When Your Teen is Being Bullied
Bullying is an endemic problem, mostly in schools, but you’ll even find it in the workplace, too. Many children, teens and younger, are bullied every year, and although schools and education authorities are doing plenty to stop it, it can seem like a losing battle, especially if your child is a victim.
It can be difficult to know if your teen is being bullied; after all, it’s something they don’t want to talk about, and certainly not admit to their parents. They often feel they have to deal with it themselves. But bullying can seriously affect lives – there are teens who’ve killed themselves because of prolonged, excessive bullying.
Bullying doesn’t have to be physical. In some ways the mental and emotional bullying is worse, and certainly more insidious. But the first thing you have to do is find out whether your teen is being bullied.
You might not notice the signs at first, but they do build up. If your teen seems to lose possessions regularly, it’s often not carelessness, but they’re being taken, and the same with any money they might have.
Are they quieter, and seem withdrawn and depressed? Do they come straight home from school and don’t go out at night the way they used to? Are they moodier than usual, and have they become more isolated, falling out with good friends and having trouble sleeping? Then there’s a good chance that they’re the victims of bullying.
Of course, there are the more obvious physical signs, such as bruises, scrapes, lacerations and torn clothing. If you see those, you know there’s something going on.
What to Do
Talk gently and casually to your team. Don’t ask if they’re being bullied, but inquire about the general situation at school, and work your way around to ask if anything is worrying them, as they seem tense and stressed. Make sure they know you’re concerned about their health.
They might deny being bullied, but if you take the soft approach and use patience, in the end you’ll probably hear the truth, even if they won’t name the bullies.

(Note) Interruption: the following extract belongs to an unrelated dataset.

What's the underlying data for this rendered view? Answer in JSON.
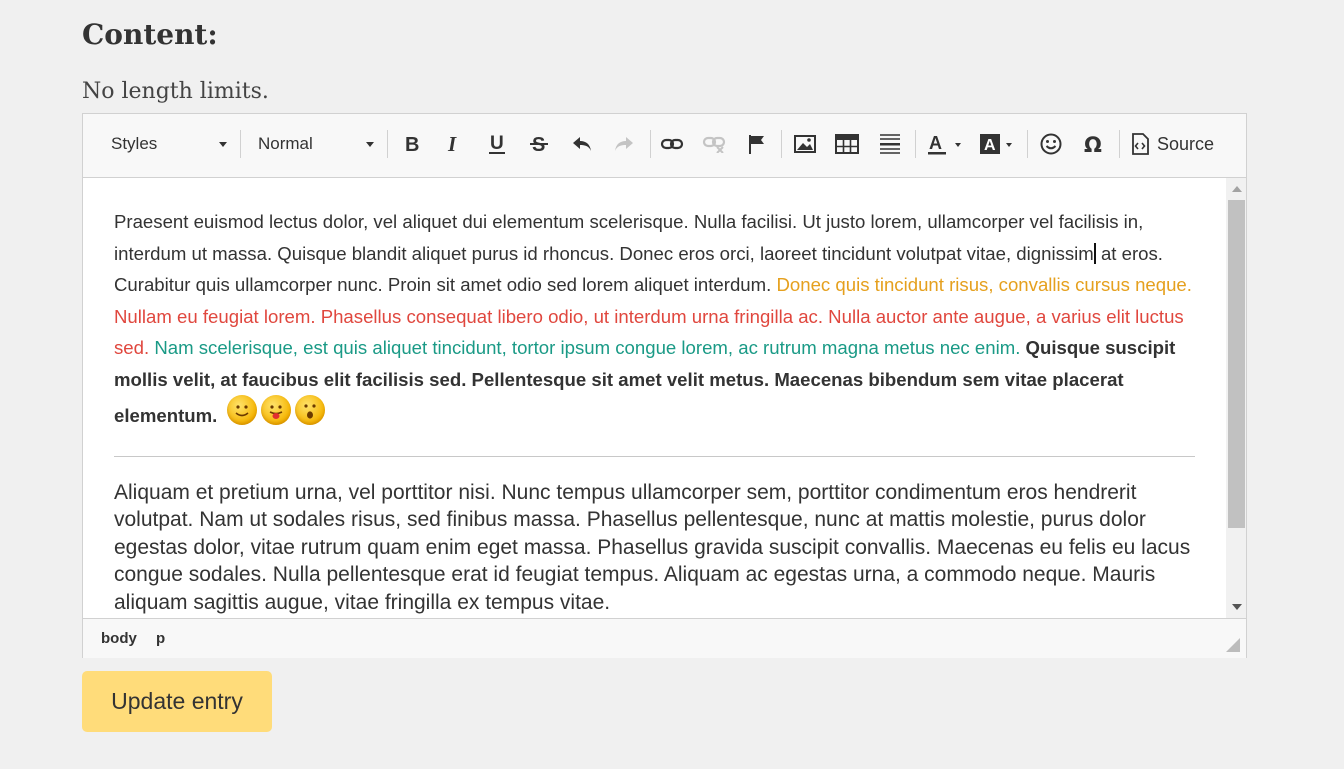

When you discover what’s happening, don’t rant and rage. Stay calm and tell your teen that you’ll work on the problem with them.
One thing you do need to do is inform the school, Make an appointment with the head teacher as lay out all you know for him. He will probably want your teen to attend the meeting, but if fear is a big factor, you can say no to that. Tell him that you expect him to investigate and act on the problem immediately, and don’t take no for an answer. If there’s been a physical assault, you should also involve the police (although your teen might ask you not to).
Internet and Mobile Phone Bullying
Online bullying, through instant messages, e-mails and posting on bulletin boards have risen hugely in the last few years, as have threatening mobile phone text messages. Usually these are anonymous, which can pose a problem, but you can fight them.
With e-mails, you can easily discover the service provider of the sender, and contact them (usually firstname.lastname@example.org). They can then identify and block the sender. With instant messages, if they’re insistent and threatening, print them and inform the police, as well as blocking the sender. With bulletin boards, there, contact the host and inform them, and demand politely that they take action.
With mobile phones, it can be trickier. Again, if there’s an ongoing pattern, record when the texts were received and what they said, and inform the police, because these comprise harassment. Even when the number is masked, it’s possible to identify the caller. You can also get a new SIM card with a different number for your teen – but you need to make sure that number is only given to friends.
You really can help your teen if he or she is being bullied, but a lot depends on you remaining actively involved in their lives, and making sure there’s a bond where they feel they can talk to you and open up properly. Bullying can be beaten. It’s not easy, it takes time, effort, and guts, especially on the part of your teen, but it can be done.